Items from an interface collection
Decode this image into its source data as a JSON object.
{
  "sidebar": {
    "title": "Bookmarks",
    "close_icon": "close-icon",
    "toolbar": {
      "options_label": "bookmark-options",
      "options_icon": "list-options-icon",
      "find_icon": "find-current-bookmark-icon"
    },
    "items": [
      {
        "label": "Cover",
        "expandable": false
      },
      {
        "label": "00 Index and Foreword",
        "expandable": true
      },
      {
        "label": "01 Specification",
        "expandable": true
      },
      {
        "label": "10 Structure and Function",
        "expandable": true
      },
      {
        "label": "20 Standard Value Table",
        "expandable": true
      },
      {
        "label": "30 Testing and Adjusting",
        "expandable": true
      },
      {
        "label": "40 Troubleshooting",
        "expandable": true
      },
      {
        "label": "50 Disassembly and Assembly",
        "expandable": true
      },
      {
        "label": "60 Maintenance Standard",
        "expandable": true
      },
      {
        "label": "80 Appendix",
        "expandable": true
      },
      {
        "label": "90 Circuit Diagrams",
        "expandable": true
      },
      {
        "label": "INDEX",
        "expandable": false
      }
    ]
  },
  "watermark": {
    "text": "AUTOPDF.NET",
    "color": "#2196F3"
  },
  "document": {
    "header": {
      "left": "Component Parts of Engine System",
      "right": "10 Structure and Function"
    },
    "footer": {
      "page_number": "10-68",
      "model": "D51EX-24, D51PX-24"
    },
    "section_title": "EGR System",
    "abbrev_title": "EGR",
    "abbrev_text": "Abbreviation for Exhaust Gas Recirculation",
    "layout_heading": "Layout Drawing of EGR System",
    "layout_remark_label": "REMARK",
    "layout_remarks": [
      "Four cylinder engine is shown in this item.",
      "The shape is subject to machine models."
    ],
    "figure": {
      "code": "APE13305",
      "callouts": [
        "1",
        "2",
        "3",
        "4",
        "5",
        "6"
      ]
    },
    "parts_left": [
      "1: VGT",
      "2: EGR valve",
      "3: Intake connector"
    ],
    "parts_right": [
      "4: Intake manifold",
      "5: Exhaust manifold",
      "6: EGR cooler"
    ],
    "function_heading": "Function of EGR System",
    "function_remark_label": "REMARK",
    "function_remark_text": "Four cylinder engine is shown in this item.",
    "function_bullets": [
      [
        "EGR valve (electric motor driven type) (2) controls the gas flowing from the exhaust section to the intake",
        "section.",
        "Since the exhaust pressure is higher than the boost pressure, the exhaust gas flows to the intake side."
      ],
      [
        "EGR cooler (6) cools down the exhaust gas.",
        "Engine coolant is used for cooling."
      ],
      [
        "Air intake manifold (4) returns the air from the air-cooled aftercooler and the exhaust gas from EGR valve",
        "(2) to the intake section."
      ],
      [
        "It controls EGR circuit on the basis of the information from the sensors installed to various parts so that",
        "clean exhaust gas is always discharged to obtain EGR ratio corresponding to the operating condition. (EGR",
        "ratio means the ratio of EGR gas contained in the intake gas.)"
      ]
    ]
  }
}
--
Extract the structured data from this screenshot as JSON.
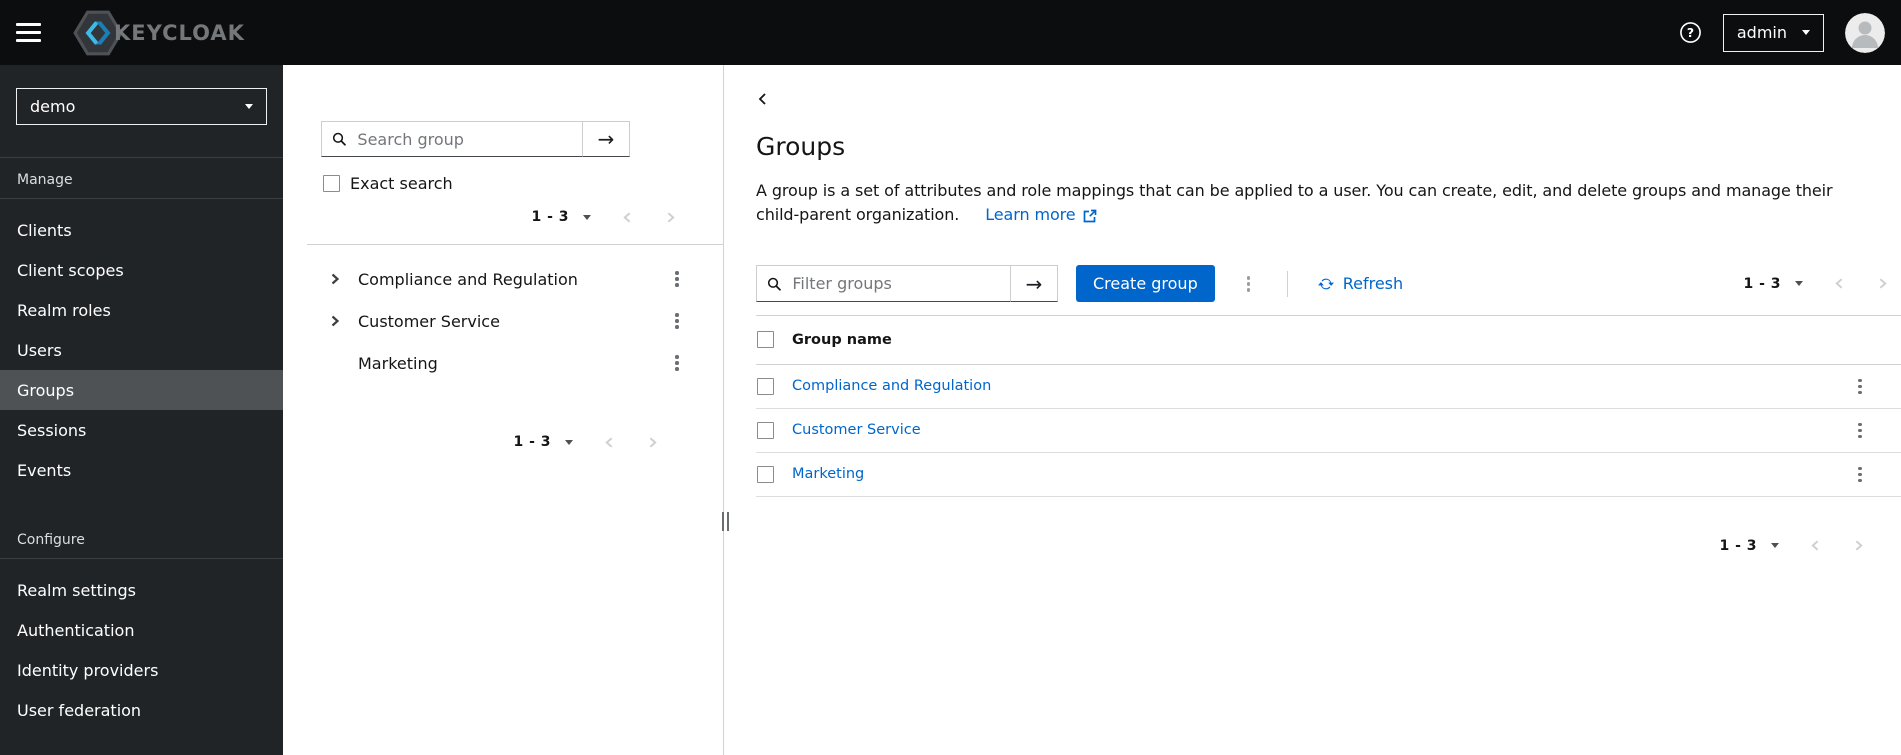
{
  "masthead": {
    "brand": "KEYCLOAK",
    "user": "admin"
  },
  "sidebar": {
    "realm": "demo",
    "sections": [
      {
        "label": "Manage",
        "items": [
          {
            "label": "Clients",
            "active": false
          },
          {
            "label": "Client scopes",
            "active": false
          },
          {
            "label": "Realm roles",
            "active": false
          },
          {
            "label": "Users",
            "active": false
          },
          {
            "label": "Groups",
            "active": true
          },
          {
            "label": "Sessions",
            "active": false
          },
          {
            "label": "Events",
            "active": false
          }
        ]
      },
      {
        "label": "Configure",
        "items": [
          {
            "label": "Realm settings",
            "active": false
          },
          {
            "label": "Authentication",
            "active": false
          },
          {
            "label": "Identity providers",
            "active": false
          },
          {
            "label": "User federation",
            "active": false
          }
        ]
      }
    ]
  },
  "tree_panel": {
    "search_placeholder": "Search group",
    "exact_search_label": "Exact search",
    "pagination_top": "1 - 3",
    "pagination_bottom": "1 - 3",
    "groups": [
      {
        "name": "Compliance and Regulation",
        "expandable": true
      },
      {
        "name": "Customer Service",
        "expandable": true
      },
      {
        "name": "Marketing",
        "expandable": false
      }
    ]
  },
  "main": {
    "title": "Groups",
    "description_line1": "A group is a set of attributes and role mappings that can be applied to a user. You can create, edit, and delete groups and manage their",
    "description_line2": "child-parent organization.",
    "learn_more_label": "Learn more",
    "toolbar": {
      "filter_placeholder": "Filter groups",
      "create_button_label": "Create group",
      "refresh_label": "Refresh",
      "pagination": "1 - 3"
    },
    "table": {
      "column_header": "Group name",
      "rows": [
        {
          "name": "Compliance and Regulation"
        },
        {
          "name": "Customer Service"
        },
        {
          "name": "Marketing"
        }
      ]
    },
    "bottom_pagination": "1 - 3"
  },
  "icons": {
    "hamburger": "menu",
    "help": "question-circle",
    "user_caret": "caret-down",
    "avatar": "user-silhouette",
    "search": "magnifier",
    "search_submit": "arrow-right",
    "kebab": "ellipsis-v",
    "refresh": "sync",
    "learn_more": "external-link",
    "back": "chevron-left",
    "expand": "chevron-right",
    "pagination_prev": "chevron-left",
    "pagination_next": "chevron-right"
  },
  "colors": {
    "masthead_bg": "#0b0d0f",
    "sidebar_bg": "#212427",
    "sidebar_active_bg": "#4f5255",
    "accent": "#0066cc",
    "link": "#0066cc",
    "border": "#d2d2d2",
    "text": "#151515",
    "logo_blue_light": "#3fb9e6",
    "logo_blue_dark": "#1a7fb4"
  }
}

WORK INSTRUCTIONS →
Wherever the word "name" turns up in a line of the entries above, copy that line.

FINISHED EXERCISE →
        "name": "Compliance and Regulation",
        "name": "Customer Service",
        "name": "Marketing",
      "column_header": "Group name",
          "name": "Compliance and Regulation"
          "name": "Customer Service"
          "name": "Marketing"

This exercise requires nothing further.